◆ **Problem requirements**: Print all the data, keeping every line exactly as it is.

◆ **Supplied records**:

========

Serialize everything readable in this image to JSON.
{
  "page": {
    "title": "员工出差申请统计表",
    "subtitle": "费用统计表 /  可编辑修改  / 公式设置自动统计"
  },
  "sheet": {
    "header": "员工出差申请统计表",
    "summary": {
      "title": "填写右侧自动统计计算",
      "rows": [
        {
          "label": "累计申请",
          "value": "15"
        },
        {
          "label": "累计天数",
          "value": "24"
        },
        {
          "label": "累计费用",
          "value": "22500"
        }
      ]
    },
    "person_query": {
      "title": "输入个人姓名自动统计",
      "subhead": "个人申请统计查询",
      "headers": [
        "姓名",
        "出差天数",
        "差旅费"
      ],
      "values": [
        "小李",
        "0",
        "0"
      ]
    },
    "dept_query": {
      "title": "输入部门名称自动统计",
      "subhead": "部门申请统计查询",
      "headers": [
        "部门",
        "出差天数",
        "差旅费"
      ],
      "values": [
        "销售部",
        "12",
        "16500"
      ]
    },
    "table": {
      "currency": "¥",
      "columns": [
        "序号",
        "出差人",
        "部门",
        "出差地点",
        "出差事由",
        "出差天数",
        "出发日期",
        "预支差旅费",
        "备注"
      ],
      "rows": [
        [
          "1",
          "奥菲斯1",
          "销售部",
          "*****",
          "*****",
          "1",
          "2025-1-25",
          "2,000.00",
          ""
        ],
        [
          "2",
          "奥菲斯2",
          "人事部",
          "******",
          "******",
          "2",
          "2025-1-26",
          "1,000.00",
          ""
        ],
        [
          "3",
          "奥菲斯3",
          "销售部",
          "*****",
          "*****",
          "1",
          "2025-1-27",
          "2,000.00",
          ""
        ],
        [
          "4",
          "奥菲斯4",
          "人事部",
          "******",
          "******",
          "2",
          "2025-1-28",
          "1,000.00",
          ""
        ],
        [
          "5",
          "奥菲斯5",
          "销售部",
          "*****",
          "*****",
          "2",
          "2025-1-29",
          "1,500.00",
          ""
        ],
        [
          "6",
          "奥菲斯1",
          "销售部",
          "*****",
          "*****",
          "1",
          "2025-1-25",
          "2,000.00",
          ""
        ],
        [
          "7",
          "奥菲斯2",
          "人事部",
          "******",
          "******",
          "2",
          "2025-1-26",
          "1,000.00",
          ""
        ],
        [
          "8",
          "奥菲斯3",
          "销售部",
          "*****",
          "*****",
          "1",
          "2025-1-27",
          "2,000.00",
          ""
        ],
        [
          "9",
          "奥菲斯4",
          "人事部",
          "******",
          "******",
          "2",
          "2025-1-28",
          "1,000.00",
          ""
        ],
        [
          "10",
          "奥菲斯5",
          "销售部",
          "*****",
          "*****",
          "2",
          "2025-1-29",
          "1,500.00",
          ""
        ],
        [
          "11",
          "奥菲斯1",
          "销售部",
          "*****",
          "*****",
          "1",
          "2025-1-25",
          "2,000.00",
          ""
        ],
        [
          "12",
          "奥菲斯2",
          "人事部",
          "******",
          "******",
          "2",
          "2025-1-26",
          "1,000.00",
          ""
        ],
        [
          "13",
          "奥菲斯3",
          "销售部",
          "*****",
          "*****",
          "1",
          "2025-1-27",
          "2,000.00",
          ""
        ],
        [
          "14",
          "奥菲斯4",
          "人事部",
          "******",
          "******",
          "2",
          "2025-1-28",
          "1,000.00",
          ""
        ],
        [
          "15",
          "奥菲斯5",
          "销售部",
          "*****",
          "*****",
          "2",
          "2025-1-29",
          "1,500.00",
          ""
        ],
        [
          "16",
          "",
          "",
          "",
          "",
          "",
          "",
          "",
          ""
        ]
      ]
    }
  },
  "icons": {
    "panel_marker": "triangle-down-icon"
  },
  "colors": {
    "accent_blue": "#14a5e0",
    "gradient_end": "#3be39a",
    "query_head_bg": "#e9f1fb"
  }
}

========

◆ **Solution**:
Serialize everything readable in this image to JSON.
{
  "page": {
    "title": "员工出差申请统计表",
    "subtitle": "费用统计表 /  可编辑修改  / 公式设置自动统计"
  },
  "sheet": {
    "header": "员工出差申请统计表",
    "summary": {
      "title": "填写右侧自动统计计算",
      "rows": [
        {
          "label": "累计申请",
          "value": "15"
        },
        {
          "label": "累计天数",
          "value": "24"
        },
        {
          "label": "累计费用",
          "value": "22500"
        }
      ]
    },
    "person_query": {
      "title": "输入个人姓名自动统计",
      "subhead": "个人申请统计查询",
      "headers": [
        "姓名",
        "出差天数",
        "差旅费"
      ],
      "values": [
        "小李",
        "0",
        "0"
      ]
    },
    "dept_query": {
      "title": "输入部门名称自动统计",
      "subhead": "部门申请统计查询",
      "headers": [
        "部门",
        "出差天数",
        "差旅费"
      ],
      "values": [
        "销售部",
        "12",
        "16500"
      ]
    },
    "table": {
      "currency": "¥",
      "columns": [
        "序号",
        "出差人",
        "部门",
        "出差地点",
        "出差事由",
        "出差天数",
        "出发日期",
        "预支差旅费",
        "备注"
      ],
      "rows": [
        [
          "1",
          "奥菲斯1",
          "销售部",
          "*****",
          "*****",
          "1",
          "2025-1-25",
          "2,000.00",
          ""
        ],
        [
          "2",
          "奥菲斯2",
          "人事部",
          "******",
          "******",
          "2",
          "2025-1-26",
          "1,000.00",
          ""
        ],
        [
          "3",
          "奥菲斯3",
          "销售部",
          "*****",
          "*****",
          "1",
          "2025-1-27",
          "2,000.00",
          ""
        ],
        [
          "4",
          "奥菲斯4",
          "人事部",
          "******",
          "******",
          "2",
          "2025-1-28",
          "1,000.00",
          ""
        ],
        [
          "5",
          "奥菲斯5",
          "销售部",
          "*****",
          "*****",
          "2",
          "2025-1-29",
          "1,500.00",
          ""
        ],
        [
          "6",
          "奥菲斯1",
          "销售部",
          "*****",
          "*****",
          "1",
          "2025-1-25",
          "2,000.00",
          ""
        ],
        [
          "7",
          "奥菲斯2",
          "人事部",
          "******",
          "******",
          "2",
          "2025-1-26",
          "1,000.00",
          ""
        ],
        [
          "8",
          "奥菲斯3",
          "销售部",
          "*****",
          "*****",
          "1",
          "2025-1-27",
          "2,000.00",
          ""
        ],
        [
          "9",
          "奥菲斯4",
          "人事部",
          "******",
          "******",
          "2",
          "2025-1-28",
          "1,000.00",
          ""
        ],
        [
          "10",
          "奥菲斯5",
          "销售部",
          "*****",
          "*****",
          "2",
          "2025-1-29",
          "1,500.00",
          ""
        ],
        [
          "11",
          "奥菲斯1",
          "销售部",
          "*****",
          "*****",
          "1",
          "2025-1-25",
          "2,000.00",
          ""
        ],
        [
          "12",
          "奥菲斯2",
          "人事部",
          "******",
          "******",
          "2",
          "2025-1-26",
          "1,000.00",
          ""
        ],
        [
          "13",
          "奥菲斯3",
          "销售部",
          "*****",
          "*****",
          "1",
          "2025-1-27",
          "2,000.00",
          ""
        ],
        [
          "14",
          "奥菲斯4",
          "人事部",
          "******",
          "******",
          "2",
          "2025-1-28",
          "1,000.00",
          ""
        ],
        [
          "15",
          "奥菲斯5",
          "销售部",
          "*****",
          "*****",
          "2",
          "2025-1-29",
          "1,500.00",
          ""
        ],
        [
          "16",
          "",
          "",
          "",
          "",
          "",
          "",
          "",
          ""
        ]
      ]
    }
  },
  "icons": {
    "panel_marker": "triangle-down-icon"
  },
  "colors": {
    "accent_blue": "#14a5e0",
    "gradient_end": "#3be39a",
    "query_head_bg": "#e9f1fb"
  }
}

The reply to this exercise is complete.